Task directions: Return every line of the entries that includes the word "Subscribe".

Records provided:
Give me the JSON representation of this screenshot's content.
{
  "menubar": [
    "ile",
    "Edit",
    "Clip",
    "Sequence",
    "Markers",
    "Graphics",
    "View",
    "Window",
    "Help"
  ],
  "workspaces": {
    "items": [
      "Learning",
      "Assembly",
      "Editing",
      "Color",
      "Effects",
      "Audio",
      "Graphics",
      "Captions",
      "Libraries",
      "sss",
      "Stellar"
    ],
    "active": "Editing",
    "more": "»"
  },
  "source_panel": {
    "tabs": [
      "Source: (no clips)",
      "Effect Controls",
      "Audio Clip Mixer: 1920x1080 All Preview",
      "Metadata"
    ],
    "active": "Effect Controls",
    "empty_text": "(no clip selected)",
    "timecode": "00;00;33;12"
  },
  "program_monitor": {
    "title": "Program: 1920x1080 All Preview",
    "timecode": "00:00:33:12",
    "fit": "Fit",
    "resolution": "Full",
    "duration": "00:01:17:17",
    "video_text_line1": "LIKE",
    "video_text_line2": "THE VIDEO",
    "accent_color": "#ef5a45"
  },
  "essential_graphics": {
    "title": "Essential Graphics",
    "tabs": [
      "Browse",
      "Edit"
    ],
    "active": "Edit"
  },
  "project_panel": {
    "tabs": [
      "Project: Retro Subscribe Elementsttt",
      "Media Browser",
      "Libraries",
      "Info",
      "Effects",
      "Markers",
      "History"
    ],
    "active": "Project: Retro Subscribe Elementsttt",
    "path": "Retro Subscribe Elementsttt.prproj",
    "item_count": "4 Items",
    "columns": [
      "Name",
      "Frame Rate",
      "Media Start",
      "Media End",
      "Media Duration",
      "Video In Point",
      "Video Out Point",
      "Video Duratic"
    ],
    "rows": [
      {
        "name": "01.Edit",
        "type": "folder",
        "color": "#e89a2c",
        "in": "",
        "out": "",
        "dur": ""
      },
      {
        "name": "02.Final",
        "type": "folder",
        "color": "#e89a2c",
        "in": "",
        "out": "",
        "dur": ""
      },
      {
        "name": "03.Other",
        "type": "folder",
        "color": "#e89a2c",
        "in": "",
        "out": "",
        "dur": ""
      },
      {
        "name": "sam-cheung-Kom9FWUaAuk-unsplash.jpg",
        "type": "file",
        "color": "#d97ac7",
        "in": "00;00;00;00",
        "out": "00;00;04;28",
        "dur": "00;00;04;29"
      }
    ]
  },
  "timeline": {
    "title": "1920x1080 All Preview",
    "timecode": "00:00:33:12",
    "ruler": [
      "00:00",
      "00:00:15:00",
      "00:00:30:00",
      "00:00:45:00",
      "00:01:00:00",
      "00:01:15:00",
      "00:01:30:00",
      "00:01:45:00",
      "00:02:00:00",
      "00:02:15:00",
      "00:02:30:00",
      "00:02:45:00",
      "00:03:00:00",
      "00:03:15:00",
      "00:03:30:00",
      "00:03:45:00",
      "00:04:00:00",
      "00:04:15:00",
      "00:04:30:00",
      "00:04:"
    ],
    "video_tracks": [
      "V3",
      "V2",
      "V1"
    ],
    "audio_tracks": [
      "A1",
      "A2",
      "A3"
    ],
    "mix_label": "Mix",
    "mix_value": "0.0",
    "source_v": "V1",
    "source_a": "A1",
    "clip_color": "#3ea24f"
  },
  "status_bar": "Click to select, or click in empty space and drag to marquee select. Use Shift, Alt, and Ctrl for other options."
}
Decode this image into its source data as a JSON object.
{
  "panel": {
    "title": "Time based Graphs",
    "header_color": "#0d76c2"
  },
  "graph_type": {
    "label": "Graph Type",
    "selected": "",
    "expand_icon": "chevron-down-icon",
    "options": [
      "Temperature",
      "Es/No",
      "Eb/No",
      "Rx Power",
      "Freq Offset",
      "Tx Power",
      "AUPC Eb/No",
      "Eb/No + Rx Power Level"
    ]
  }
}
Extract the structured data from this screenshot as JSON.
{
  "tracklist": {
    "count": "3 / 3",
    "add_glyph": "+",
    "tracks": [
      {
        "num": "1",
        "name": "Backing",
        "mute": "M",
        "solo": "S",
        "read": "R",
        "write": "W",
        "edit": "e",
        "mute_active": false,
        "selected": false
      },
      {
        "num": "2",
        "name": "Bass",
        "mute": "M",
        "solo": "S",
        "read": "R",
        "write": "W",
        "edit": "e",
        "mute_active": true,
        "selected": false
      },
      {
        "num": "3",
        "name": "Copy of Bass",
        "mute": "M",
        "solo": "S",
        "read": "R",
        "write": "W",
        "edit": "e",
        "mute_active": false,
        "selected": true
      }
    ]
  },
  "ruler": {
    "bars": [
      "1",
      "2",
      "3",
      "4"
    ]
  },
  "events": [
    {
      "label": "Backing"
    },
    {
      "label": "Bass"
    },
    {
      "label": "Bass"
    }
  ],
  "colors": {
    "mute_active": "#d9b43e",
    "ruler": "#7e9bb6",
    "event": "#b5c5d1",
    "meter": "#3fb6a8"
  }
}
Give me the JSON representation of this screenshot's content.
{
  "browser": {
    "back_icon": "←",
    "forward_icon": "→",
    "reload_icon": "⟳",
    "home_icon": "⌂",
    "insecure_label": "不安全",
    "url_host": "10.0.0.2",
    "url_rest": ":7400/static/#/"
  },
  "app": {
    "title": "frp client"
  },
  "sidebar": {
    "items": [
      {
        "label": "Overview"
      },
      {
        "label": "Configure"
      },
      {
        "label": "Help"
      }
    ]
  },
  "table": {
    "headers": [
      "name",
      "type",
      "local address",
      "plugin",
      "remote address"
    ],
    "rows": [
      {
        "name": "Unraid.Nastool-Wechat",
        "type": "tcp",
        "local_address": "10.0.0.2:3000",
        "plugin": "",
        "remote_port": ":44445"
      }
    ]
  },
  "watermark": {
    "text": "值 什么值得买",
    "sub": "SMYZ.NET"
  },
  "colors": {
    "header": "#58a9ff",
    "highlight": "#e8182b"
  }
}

Result for this exercise:
      "Project: Retro Subscribe Elementsttt",
    "active": "Project: Retro Subscribe Elementsttt",
    "path": "Retro Subscribe Elementsttt.prproj",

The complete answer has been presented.